On the downside, like most everything else, it could be less expensive.
Tim Simpson says
The Grand Coulee dam in Washington pumps water up into a reservoir behind the dam in periods of excess generation. Wind farms could collaborate with a system like that. The frequency regulation is no longer a problem. I think local neighborhoods should have their own flywheel system that takes all power generation (wind, solar, hydro, etc.) and stores it for that local area and puts it out when needed. This could take a load off the grid during peak hours and store excess generation.
Paul Dvorak says
Thanks for the comment. The idea sounds like a great way to store excess wind power. Any turbine on the local grid could contribute to the pump power. Too bad it’s not more accessible to more wind plants.

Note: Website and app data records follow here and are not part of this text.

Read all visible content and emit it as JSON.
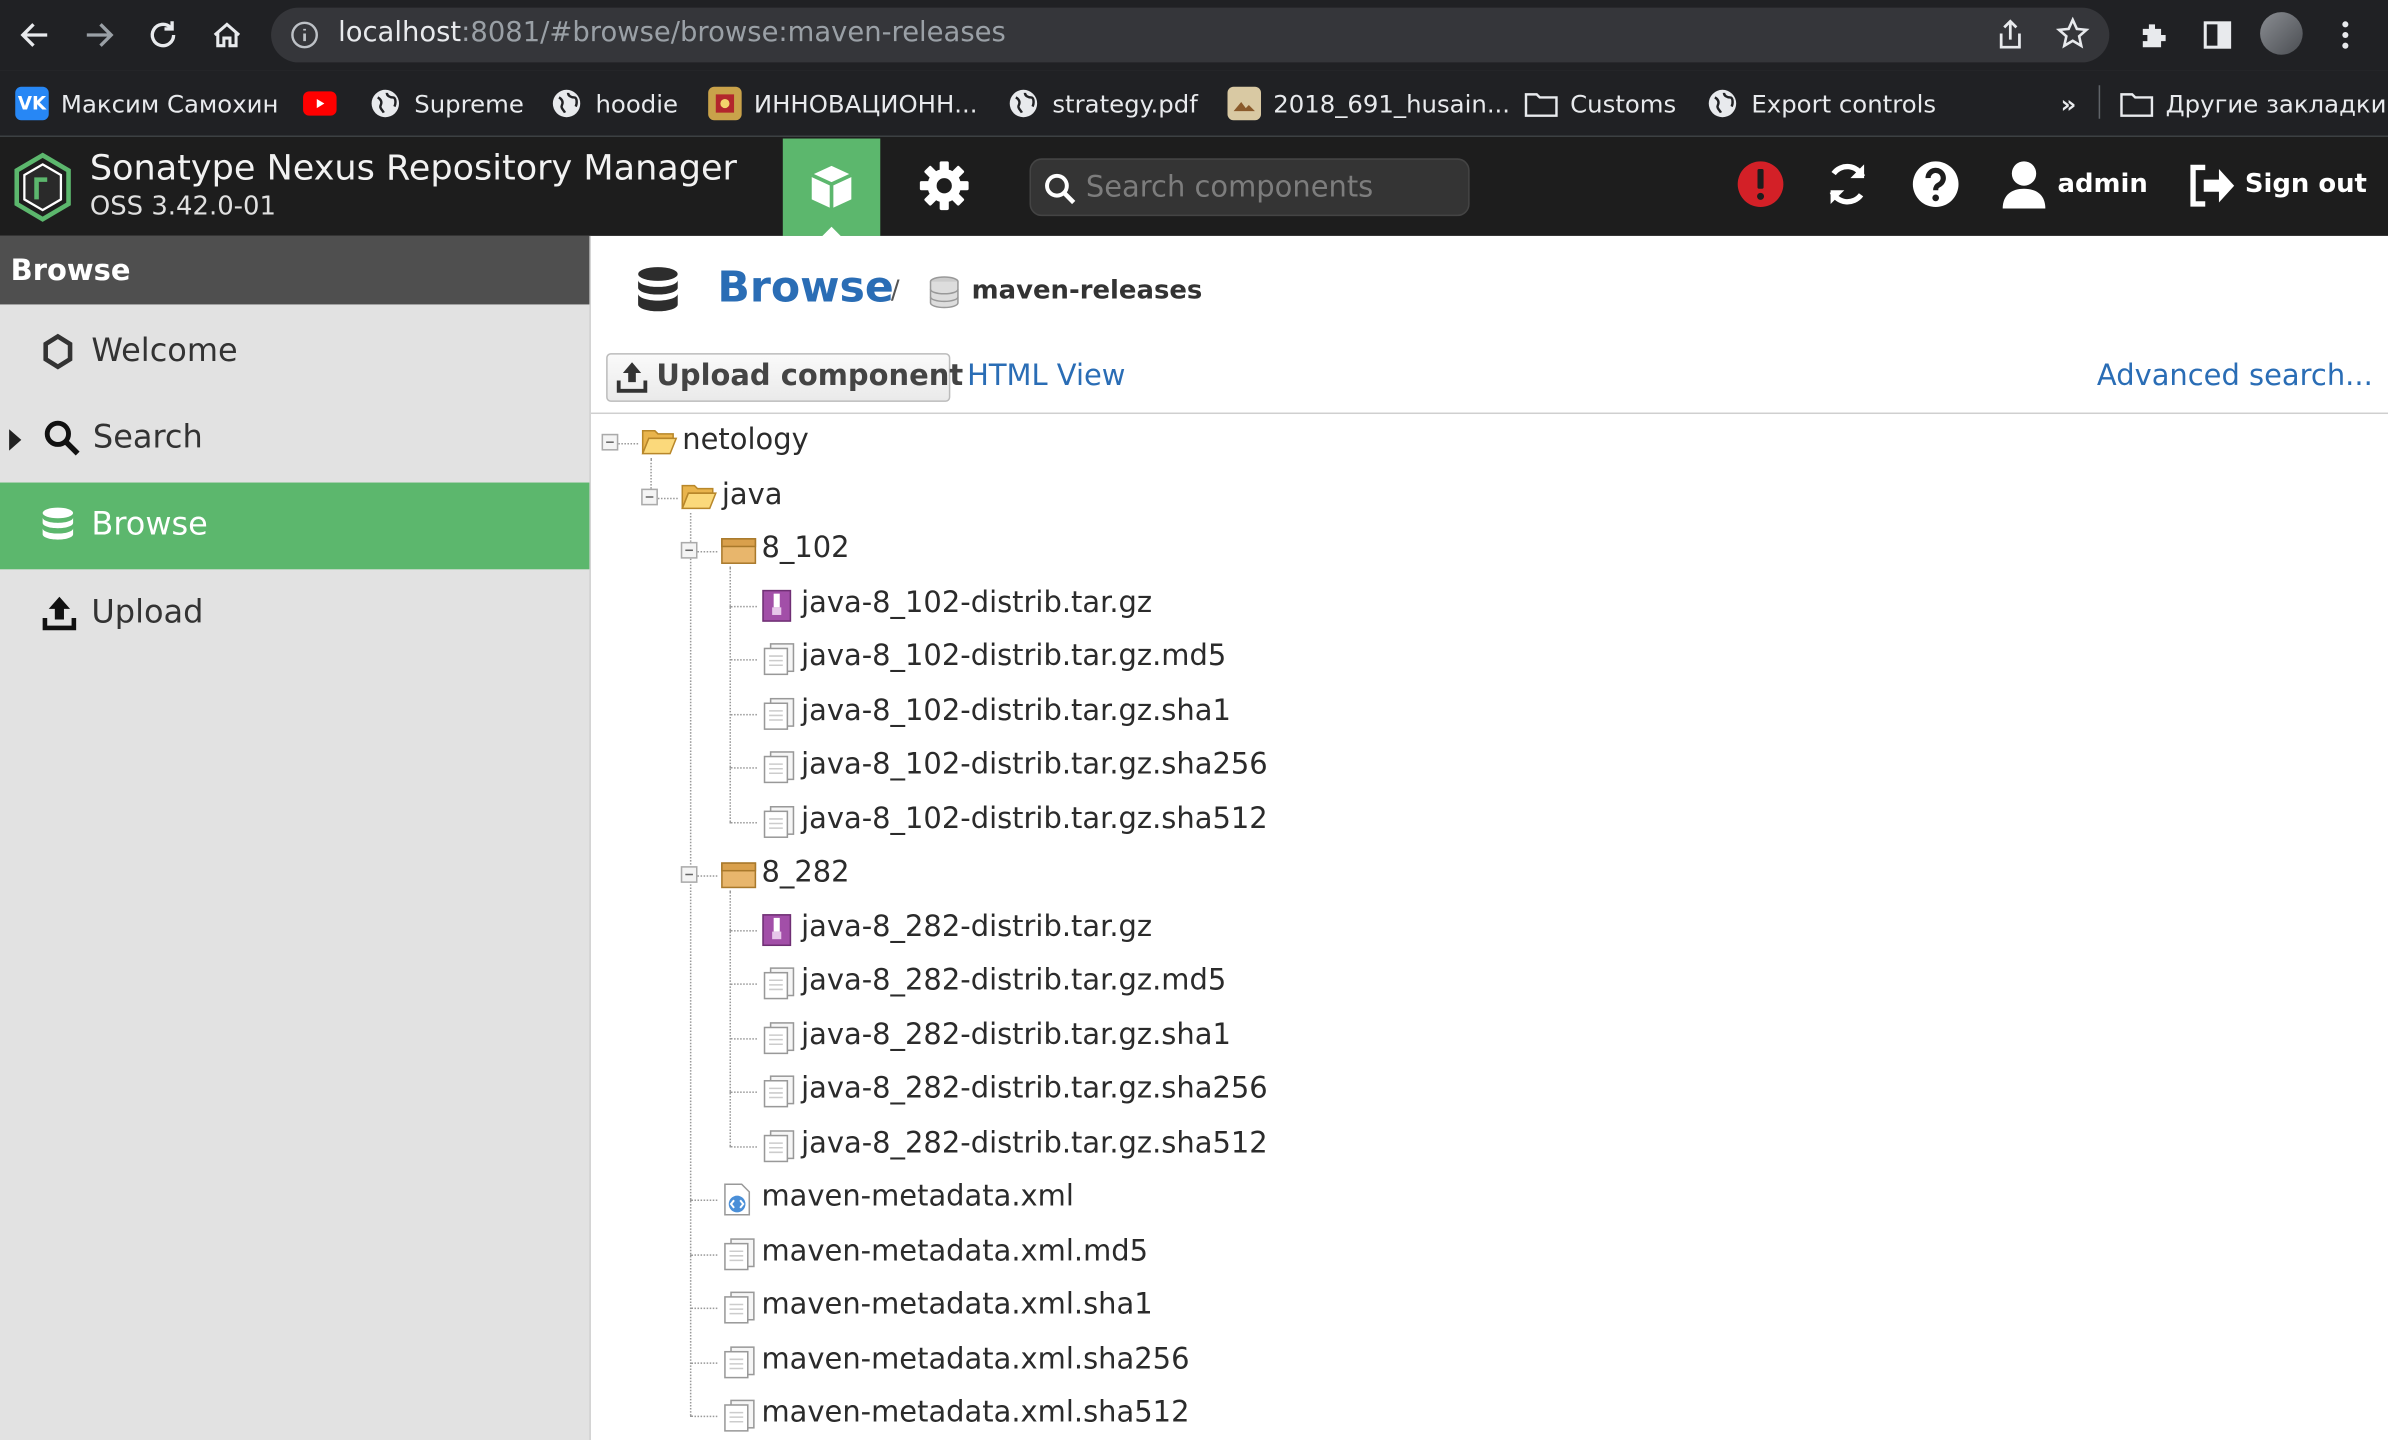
{
  "browser": {
    "url_host": "localhost",
    "url_path": ":8081/#browse/browse:maven-releases",
    "bookmarks": [
      {
        "label": "Максим Самохин",
        "icon": "vk-icon"
      },
      {
        "label": "",
        "icon": "youtube-icon"
      },
      {
        "label": "Supreme",
        "icon": "globe-icon"
      },
      {
        "label": "hoodie",
        "icon": "globe-icon"
      },
      {
        "label": "ИННОВАЦИОНН...",
        "icon": "emblem-icon"
      },
      {
        "label": "strategy.pdf",
        "icon": "globe-icon"
      },
      {
        "label": "2018_691_husain...",
        "icon": "image-icon"
      },
      {
        "label": "Customs",
        "icon": "folder-icon"
      },
      {
        "label": "Export controls",
        "icon": "globe-icon"
      }
    ],
    "more_bookmarks": "»",
    "other_bookmarks": "Другие закладки"
  },
  "header": {
    "title": "Sonatype Nexus Repository Manager",
    "version": "OSS 3.42.0-01",
    "search_placeholder": "Search components",
    "user": "admin",
    "signout": "Sign out"
  },
  "sidebar": {
    "heading": "Browse",
    "items": [
      {
        "label": "Welcome",
        "icon": "hexagon-icon",
        "active": false
      },
      {
        "label": "Search",
        "icon": "search-icon",
        "active": false
      },
      {
        "label": "Browse",
        "icon": "database-icon",
        "active": true
      },
      {
        "label": "Upload",
        "icon": "upload-icon",
        "active": false
      }
    ]
  },
  "main": {
    "breadcrumb_title": "Browse",
    "breadcrumb_sep": "/",
    "repository": "maven-releases",
    "upload_button": "Upload component",
    "html_view": "HTML View",
    "advanced_search": "Advanced search..."
  },
  "tree": [
    {
      "label": "netology",
      "type": "folder",
      "depth": 0
    },
    {
      "label": "java",
      "type": "folder",
      "depth": 1
    },
    {
      "label": "8_102",
      "type": "component",
      "depth": 2
    },
    {
      "label": "java-8_102-distrib.tar.gz",
      "type": "archive",
      "depth": 3
    },
    {
      "label": "java-8_102-distrib.tar.gz.md5",
      "type": "file",
      "depth": 3
    },
    {
      "label": "java-8_102-distrib.tar.gz.sha1",
      "type": "file",
      "depth": 3
    },
    {
      "label": "java-8_102-distrib.tar.gz.sha256",
      "type": "file",
      "depth": 3
    },
    {
      "label": "java-8_102-distrib.tar.gz.sha512",
      "type": "file",
      "depth": 3
    },
    {
      "label": "8_282",
      "type": "component",
      "depth": 2
    },
    {
      "label": "java-8_282-distrib.tar.gz",
      "type": "archive",
      "depth": 3
    },
    {
      "label": "java-8_282-distrib.tar.gz.md5",
      "type": "file",
      "depth": 3
    },
    {
      "label": "java-8_282-distrib.tar.gz.sha1",
      "type": "file",
      "depth": 3
    },
    {
      "label": "java-8_282-distrib.tar.gz.sha256",
      "type": "file",
      "depth": 3
    },
    {
      "label": "java-8_282-distrib.tar.gz.sha512",
      "type": "file",
      "depth": 3
    },
    {
      "label": "maven-metadata.xml",
      "type": "xml",
      "depth": 2
    },
    {
      "label": "maven-metadata.xml.md5",
      "type": "file",
      "depth": 2
    },
    {
      "label": "maven-metadata.xml.sha1",
      "type": "file",
      "depth": 2
    },
    {
      "label": "maven-metadata.xml.sha256",
      "type": "file",
      "depth": 2
    },
    {
      "label": "maven-metadata.xml.sha512",
      "type": "file",
      "depth": 2
    }
  ],
  "colors": {
    "accent": "#5cb76d",
    "link": "#2a6db5",
    "header_bg": "#1d1d1d",
    "alert": "#d32027"
  }
}
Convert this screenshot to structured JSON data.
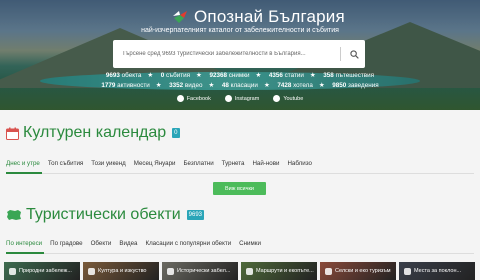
{
  "header": {
    "title": "Опознай България",
    "tagline": "най-изчерпателният каталог от забележителности и събития",
    "search_placeholder": "Търсене сред 9693 туристически забележителности в България..."
  },
  "stats": {
    "row1": [
      {
        "value": "9693",
        "label": "обекта"
      },
      {
        "value": "0",
        "label": "събития"
      },
      {
        "value": "92368",
        "label": "снимки"
      },
      {
        "value": "4356",
        "label": "статии"
      },
      {
        "value": "358",
        "label": "пътешествия"
      }
    ],
    "row2": [
      {
        "value": "1779",
        "label": "активности"
      },
      {
        "value": "3352",
        "label": "видео"
      },
      {
        "value": "48",
        "label": "класации"
      },
      {
        "value": "7428",
        "label": "хотела"
      },
      {
        "value": "9850",
        "label": "заведения"
      }
    ]
  },
  "social": [
    "Facebook",
    "Instagram",
    "Youtube"
  ],
  "calendar": {
    "title": "Културен календар",
    "count": "0",
    "tabs": [
      "Днес и утре",
      "Топ събития",
      "Този уикенд",
      "Месец Януари",
      "Безплатни",
      "Турнета",
      "Най-нови",
      "Наблизо"
    ],
    "show_all": "Виж всички"
  },
  "objects": {
    "title": "Туристически обекти",
    "count": "9693",
    "tabs": [
      "По интереси",
      "По градове",
      "Обекти",
      "Видеа",
      "Класации с популярни обекти",
      "Снимки"
    ]
  },
  "tiles": [
    {
      "label": "Природни забележ...",
      "color": "#3d6b4f"
    },
    {
      "label": "Култура и изкуство",
      "color": "#7a5a3a"
    },
    {
      "label": "Исторически забел...",
      "color": "#6b6a62"
    },
    {
      "label": "Маршрути и екопъте...",
      "color": "#4f6a3a"
    },
    {
      "label": "Селски и еко туризъм",
      "color": "#8a4a3a"
    },
    {
      "label": "Места за поклон...",
      "color": "#3a3f4a"
    }
  ],
  "colors": {
    "accent": "#2b8a3e",
    "button": "#4cbb5a",
    "badge": "#2aa5b8"
  }
}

Gene A. Wright says
We have had the opportunity to work on these systems. Battery storage makes so much sense for when the wind in not available.
Paul Dvorak says
The trick it seems to me is to switch from charge to discharge in about a second. Batteries and flywheels can do that. Then the question becomes, how much should be stored? If a lot, then a large cheap battery will have advantages. The free market will pick the winners.
Paul Dvorak says
Most large batteries are expensive because their are designed for high energy density (for a battery) using costly materials. But a Prof. at Carnegie-Mellon U. is patenting a big battery that uses low cost materials and has a relatively low-energy density. If it’s stationary, its large size becomes a non-issue. We hope to report on it soon.
David Wilson says
In the second paragraph a statement is made that suggect that utilities are having line frequency change and causing customer problem with over frequency and under frequency. Can the author cite where this is currently occurring along with the magnitude of the frequency deviations?
You left out pumped storage hydroelectric- these facilities already exist.
Paul Dvorak says
Yes, I did leave out pumped hydro, because it is fairly well known and not available to most wind farms.
Do you know of any elevated reservoirs made just to hold pumped hydro?